Thursday, 1 December 2011
After 18 months, Belgium will have a government again
I've specified 'male' because Iceland actually beat Belgium to the punch for the first gay leader of any sex – their openly lesbian Socialist Prime Minister Johanna Sigurdardottir was elected in 2009. In both countries the leader’s sexual orientation has been of little concern to the public or the media. In Belgium it is rarely ever mentioned, and in Iceland people were actually confused in 2009 when their PM’s sexual orientation received worldwide attention.
The sexual orientation of Di Rupo, also a Socialist, isn’t the only thing that makes him a different sort of politician. He is the son of Italian immigrants – a sizable population in Belgium’s Wallonia region who are descendants of the Italians who came to work in the mines in the early 20th century. This fact prompted one Belgian politician to say Di Rupo was evidence that the “American dream” is possible in Belgium.
He will also be the first non-Flemish prime minister in Belgium in three decades. It has been an unwritten rule that the prime minister must speak both Dutch and French, and since few Francophones speak Dutch (but most Dutch-speakers in Belgium speak French) this has meant the post has gone to a Fleming for the past 30 years. Di Rupo, the leader of Belgium’s Socialist party, speaks some Dutch but apparently not very well and with such a heavy French accent it's difficult to understand him. But he says an auditory disorder prevents him from being able to speak Dutch well, and that should not preclude him from being prime minister. His Francophone Socialist party won the largest share of votes in the 2010 Belgian election 535 days ago, making him the logical choice to become prime minister.
For 18 months the Flemish parties refused to budge on their demand for more autonomy, and the Walloon parties refused to allow the country to be further federalised. Neither side had enough of a majority to form a government on their own, so the only way to form a government was for them to come together in a coalition. Talks remained intractable until, in the end, the markets accomplished what the negotiations could not.
On Friday Belgium had its credit rating downgraded, with the agencies citing the uncertainties over the political situation and the country’s future as the reason. Belgium looked set to join the PIIGS. Suddenly on Saturday news came that, lo and behold, the negotiators had come to a hasty agreement! The timing was so absurd that when I heard the news I assumed it was a ruse, that they were pretending to have reached an agreement to avoid a bond run and buy more time.
But apparently the pressure of the downgrade put enough pressure on them that emergency talks were held and they agreed to a compromise. That compromise, of course, will only hold for maximum another 2.5 years until it’s time for the next election. And few here believe this hastily cobbled-together coalition won’t fall before then.
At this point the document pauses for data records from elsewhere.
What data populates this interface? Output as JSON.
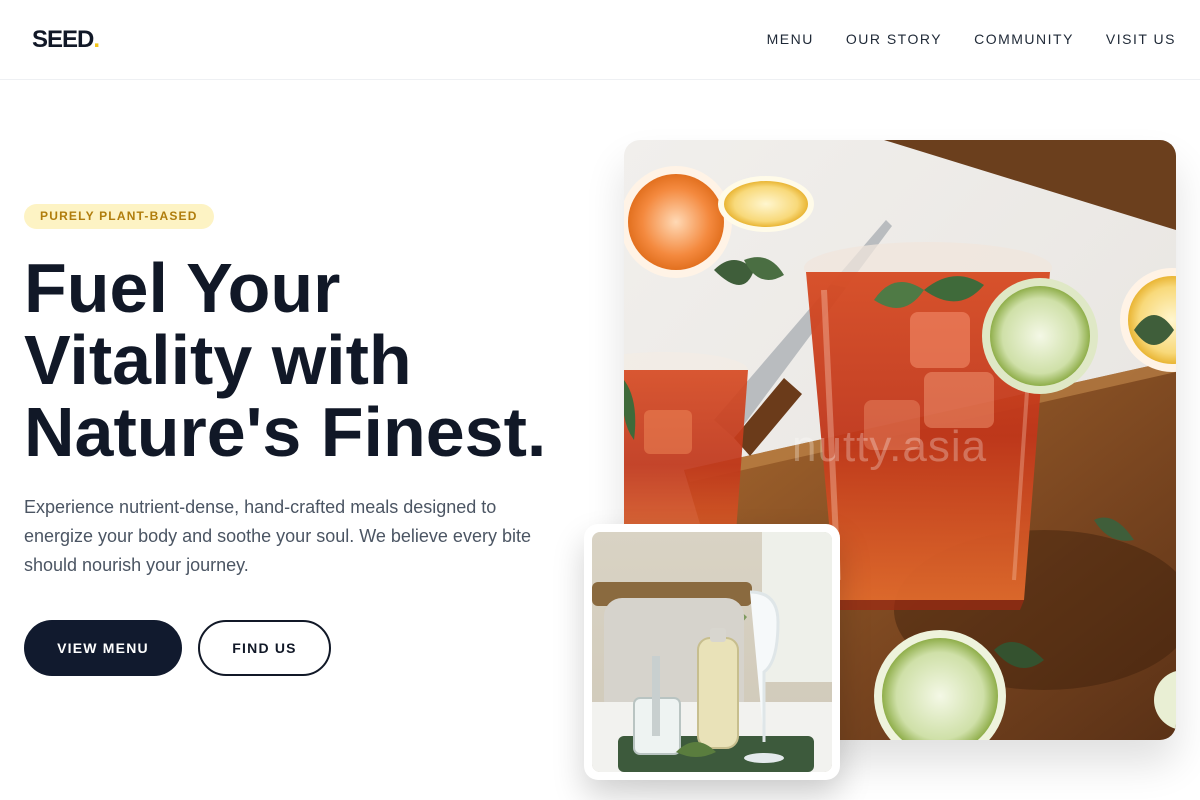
{
  "brand": {
    "name": "SEED",
    "dot": "."
  },
  "nav": {
    "items": [
      "MENU",
      "OUR STORY",
      "COMMUNITY",
      "VISIT US"
    ]
  },
  "hero": {
    "badge": "PURELY PLANT-BASED",
    "headline_line1": "Fuel Your",
    "headline_line2": "Vitality with",
    "headline_line3": "Nature's Finest.",
    "subtext": "Experience nutrient-dense, hand-crafted meals designed to energize your body and soothe your soul. We believe every bite should nourish your journey.",
    "primary_cta": "VIEW MENU",
    "secondary_cta": "FIND US"
  },
  "media": {
    "main_photo_watermark": "nutty.asia"
  },
  "colors": {
    "text_dark": "#111827",
    "accent_yellow": "#f5c518",
    "badge_bg": "#fdf3c4",
    "badge_text": "#b07d0c",
    "button_dark": "#111a2e",
    "body_gray": "#4b5563"
  }
}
But for now the emergency formation has worked. The yield on Belgian government bonds continues dropped from the alarming level of 6% down to 5% following the budget agreement.
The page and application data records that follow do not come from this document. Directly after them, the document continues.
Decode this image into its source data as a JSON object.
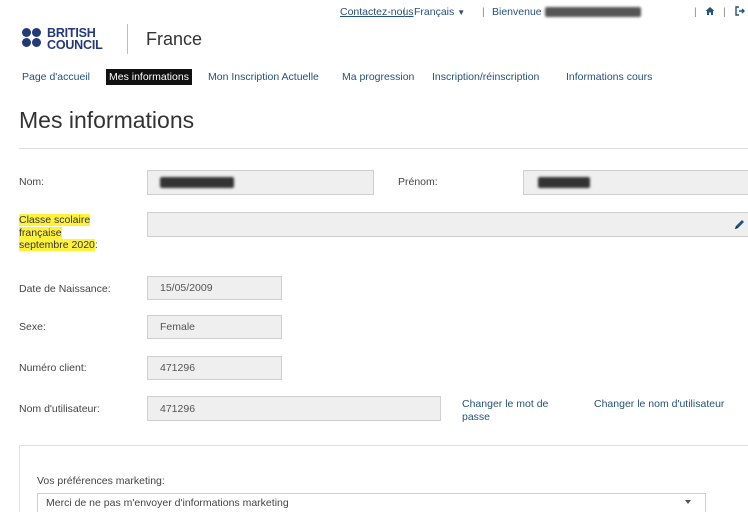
{
  "header": {
    "contact_label": "Contactez-nous",
    "language_label": "Français",
    "welcome_label": "Bienvenue",
    "country": "France",
    "logo_line1": "BRITISH",
    "logo_line2": "COUNCIL"
  },
  "nav": {
    "items": [
      "Page d'accueil",
      "Mes informations",
      "Mon Inscription Actuelle",
      "Ma progression",
      "Inscription/réinscription",
      "Informations cours"
    ],
    "active_index": 1
  },
  "page": {
    "title": "Mes informations"
  },
  "form": {
    "nom_label": "Nom:",
    "prenom_label": "Prénom:",
    "classe_line1": "Classe scolaire",
    "classe_line2": "française",
    "classe_line3": "septembre 2020",
    "classe_colon": ":",
    "dob_label": "Date de Naissance:",
    "dob_value": "15/05/2009",
    "sexe_label": "Sexe:",
    "sexe_value": "Female",
    "client_label": "Numéro client:",
    "client_value": "471296",
    "username_label": "Nom d'utilisateur:",
    "username_value": "471296",
    "change_password_line1": "Changer le mot de",
    "change_password_line2": "passe",
    "change_username": "Changer le nom d'utilisateur"
  },
  "marketing": {
    "label": "Vos préférences marketing:",
    "selected": "Merci de ne pas m'envoyer d'informations marketing"
  },
  "colors": {
    "brand": "#23397a",
    "link": "#23527c",
    "highlight": "#fff23a"
  }
}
But it really is testament to the power of the markets these days. Last month we saw that they have the power to make intractable governments fall when they achieved what democracy and common decency couldn’t and deposed Silvio Berlusconi. Now we see that they have the power to create governments as well! What will they do next?
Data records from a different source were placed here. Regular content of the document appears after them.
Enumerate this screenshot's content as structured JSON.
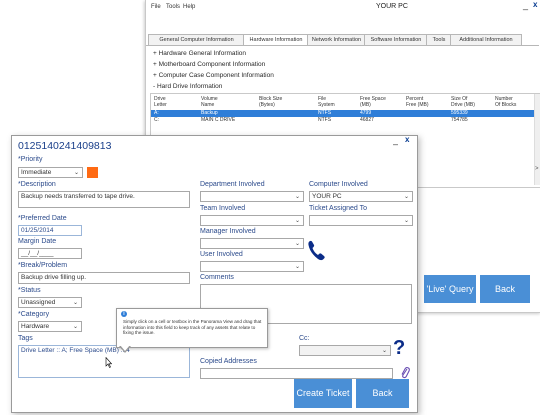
{
  "back_window": {
    "menu": [
      "File",
      "Tools",
      "Help"
    ],
    "title": "YOUR PC",
    "tabs": [
      "General Computer Information",
      "Hardware Information",
      "Network Information",
      "Software Information",
      "Tools",
      "Additional Information"
    ],
    "active_tab": "Hardware Information",
    "info_items": [
      "+ Hardware General Information",
      "+ Motherboard Component Information",
      "+ Computer Case Component Information",
      "- Hard Drive Information"
    ],
    "table": {
      "headers": [
        [
          "Drive",
          "Letter"
        ],
        [
          "Volume",
          "Name"
        ],
        [
          "Block Size",
          "(Bytes)"
        ],
        [
          "File",
          "System"
        ],
        [
          "Free Space",
          "(MB)"
        ],
        [
          "Percent",
          "Free (MB)"
        ],
        [
          "Size Of",
          "Drive (MB)"
        ],
        [
          "Number",
          "Of Blocks"
        ]
      ],
      "rows": [
        [
          "A:",
          "Backup",
          "",
          "NTFS",
          "4799",
          "",
          "595339",
          ""
        ],
        [
          "C:",
          "MAIN C DRIVE",
          "",
          "NTFS",
          "46827",
          "",
          "754785",
          ""
        ]
      ],
      "selected_row": 0
    },
    "buttons": {
      "query": "'Live' Query",
      "back": "Back"
    }
  },
  "ticket": {
    "number": "0125140241409813",
    "priority_label": "*Priority",
    "priority_value": "Immediate",
    "priority_color": "#ff6a13",
    "description_label": "*Description",
    "description_value": "Backup needs transferred to tape drive.",
    "preferred_date_label": "*Preferred Date",
    "preferred_date_value": "01/25/2014",
    "margin_date_label": "Margin Date",
    "margin_date_value": "__/__/____",
    "break_label": "*Break/Problem",
    "break_value": "Backup drive filling up.",
    "status_label": "*Status",
    "status_value": "Unassigned",
    "category_label": "*Category",
    "category_value": "Hardware",
    "tags_label": "Tags",
    "tags_value": "Drive Letter :: A; Free Space (MB) :: 4",
    "department_label": "Department Involved",
    "team_label": "Team Involved",
    "manager_label": "Manager Involved",
    "user_label": "User Involved",
    "comments_label": "Comments",
    "computer_label": "Computer Involved",
    "computer_value": "YOUR PC",
    "ticket_assigned_label": "Ticket Assigned To",
    "cc_label": "Cc:",
    "copied_label": "Copied Addresses",
    "buttons": {
      "create": "Create Ticket",
      "back": "Back"
    }
  },
  "tooltip": {
    "text": "Simply click on a cell or textbox in the Panorama View and drag that information into this field to keep track of any assets that relate to fixing the issue."
  },
  "icons": [
    "info-icon",
    "phone-icon",
    "help-icon",
    "paperclip-icon",
    "chevron-down-icon",
    "close-icon",
    "minimize-icon",
    "cursor-icon"
  ]
}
The final reading of the 185-page deal was held today, with the new government expected to be sworn in Sunday or Monday. That will mean the Socialist Di Rupo will be able to keep the EU’s other two lonely Socialist leaders from Denmark and Austria company at next week’s European Council summit. They need all the company they can get. On Sunday, on the same day Di Rupo becomes prime minister, the Socialist government in Slovenia is certain to be voted out of office (they are already only a provisional government after the government collapsed in September).
But considering that the new Belgian government is actually a ‘grand coalition’ of almost all the parties in the country, it would be disingenuous to call it a Socialist government. It just happens to be led by a Socialist. The same is true of Austria. In fact the only real Socialist government in Europe is Denmark, where a coalition of the centre-left, far left and greens is ruling.